The survey said that there are many different definitions of formal and informal sectors. “The most common ones are: (a) whether a worker has a formal contract; (b) whether a worker is a regular/salaried worker (as opposed to self-employed or casual); (c) whether a firm is registered with any branch of the government; (d) whether the firm pays taxes; and (e) whether a worker receives social security,” defined the report.

“At the other end, 87 percent of firms, representing 21 percent of total turnover, are purely informal, outside both the tax and social security nets,” said the report, estimating the size of the informal sector.

The survey also revealed that post implementation of the goods and service tax (GST) bill on 1 July last year, number of indirect tax payers increased by a half with Maharashtra, Uttar Pradesh (UP), Tamil Nadu and Gujarat having the highest number of GST registrants.

“Adjusting the base for double and triple counting, the GST has increased the number of unique indirect taxpayers by more than 50 percent, a substantial 3.4 million,” said the survey.

The Economic Survey is prepared by Chief Economic Adviser (CEA) Arvind Subramania and his team of economists.

“The GST has been widely heralded for many things, especially its potential to create one Indian market, expand the tax base, and foster cooperative federalism. Yet almost unnoticed is its one enormous benefit: it will create a vast repository of information, which will enlarge and surely alter our understanding of India’s economy,” said the survey.

Analysing the export sector, the Survey stated that there is a strong correlation between export performance and an Indian states’ standard of living, more the export, better the standard of living in the corresponding state.

The survey, interestingly, noted that, “India’s exports are unusual in that the largest firms account for a much smaller share than in other comparable countries”.

The Survey also found out that India’s formal sector non-farm payroll is substantially greater than currently believed.
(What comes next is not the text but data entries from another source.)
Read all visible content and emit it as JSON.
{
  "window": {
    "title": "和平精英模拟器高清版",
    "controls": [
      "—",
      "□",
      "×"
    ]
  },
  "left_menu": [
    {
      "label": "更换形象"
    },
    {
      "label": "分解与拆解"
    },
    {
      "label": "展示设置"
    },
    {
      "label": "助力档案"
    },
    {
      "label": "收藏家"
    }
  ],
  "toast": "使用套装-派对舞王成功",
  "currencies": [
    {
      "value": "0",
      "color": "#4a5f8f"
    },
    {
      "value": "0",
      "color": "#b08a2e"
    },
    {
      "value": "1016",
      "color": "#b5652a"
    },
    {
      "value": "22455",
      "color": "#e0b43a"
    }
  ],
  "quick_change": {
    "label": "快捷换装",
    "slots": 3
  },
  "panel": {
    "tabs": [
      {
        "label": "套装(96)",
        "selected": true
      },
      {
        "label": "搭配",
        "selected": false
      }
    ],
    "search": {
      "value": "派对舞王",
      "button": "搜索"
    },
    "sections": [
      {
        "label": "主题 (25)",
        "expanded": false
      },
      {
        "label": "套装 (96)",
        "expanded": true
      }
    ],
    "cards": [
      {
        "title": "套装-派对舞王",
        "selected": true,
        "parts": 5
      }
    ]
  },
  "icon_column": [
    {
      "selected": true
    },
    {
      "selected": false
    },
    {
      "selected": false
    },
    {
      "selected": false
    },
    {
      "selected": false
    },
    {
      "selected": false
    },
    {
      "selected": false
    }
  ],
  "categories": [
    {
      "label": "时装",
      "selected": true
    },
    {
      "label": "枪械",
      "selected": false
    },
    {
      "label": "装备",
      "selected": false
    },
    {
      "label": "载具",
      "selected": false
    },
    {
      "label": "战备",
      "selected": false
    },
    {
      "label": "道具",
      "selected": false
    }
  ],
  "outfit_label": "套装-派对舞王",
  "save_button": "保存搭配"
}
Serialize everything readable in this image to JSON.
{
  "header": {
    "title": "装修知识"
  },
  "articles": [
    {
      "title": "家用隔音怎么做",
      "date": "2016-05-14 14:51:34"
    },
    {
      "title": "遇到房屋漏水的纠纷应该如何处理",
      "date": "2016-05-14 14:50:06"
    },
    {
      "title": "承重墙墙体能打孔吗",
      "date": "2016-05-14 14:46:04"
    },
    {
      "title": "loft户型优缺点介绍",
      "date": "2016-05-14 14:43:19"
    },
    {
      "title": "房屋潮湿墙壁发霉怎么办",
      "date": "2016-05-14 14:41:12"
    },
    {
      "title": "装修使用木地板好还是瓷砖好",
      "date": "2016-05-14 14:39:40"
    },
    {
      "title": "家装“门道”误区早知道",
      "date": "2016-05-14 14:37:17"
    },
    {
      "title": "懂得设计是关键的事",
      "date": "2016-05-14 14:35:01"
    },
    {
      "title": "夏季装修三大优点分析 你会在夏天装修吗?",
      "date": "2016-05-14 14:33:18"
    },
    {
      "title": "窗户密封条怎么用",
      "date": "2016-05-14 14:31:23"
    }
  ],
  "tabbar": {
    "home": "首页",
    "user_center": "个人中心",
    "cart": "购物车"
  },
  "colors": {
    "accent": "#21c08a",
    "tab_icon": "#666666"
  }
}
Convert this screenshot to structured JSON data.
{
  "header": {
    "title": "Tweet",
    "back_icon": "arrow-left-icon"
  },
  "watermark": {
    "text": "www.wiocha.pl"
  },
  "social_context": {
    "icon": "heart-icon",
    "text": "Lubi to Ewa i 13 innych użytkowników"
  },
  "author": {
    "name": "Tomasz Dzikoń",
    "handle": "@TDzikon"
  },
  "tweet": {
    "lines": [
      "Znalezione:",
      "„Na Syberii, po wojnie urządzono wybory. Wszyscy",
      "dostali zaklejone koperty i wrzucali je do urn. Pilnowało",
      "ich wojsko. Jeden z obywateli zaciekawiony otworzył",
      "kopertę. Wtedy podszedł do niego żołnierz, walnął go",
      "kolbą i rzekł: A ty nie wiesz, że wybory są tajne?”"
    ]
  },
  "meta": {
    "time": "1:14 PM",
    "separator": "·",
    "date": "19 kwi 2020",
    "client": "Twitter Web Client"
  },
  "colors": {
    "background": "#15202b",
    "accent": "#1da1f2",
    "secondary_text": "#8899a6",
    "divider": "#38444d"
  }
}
“Formality defined in terms of social security provision yields an estimate of formal sector payroll of about 31 percent of the nonagricultural work force; formality defined in terms of being part of the GST net suggests a formal sector payroll of 53 percent,” said the report.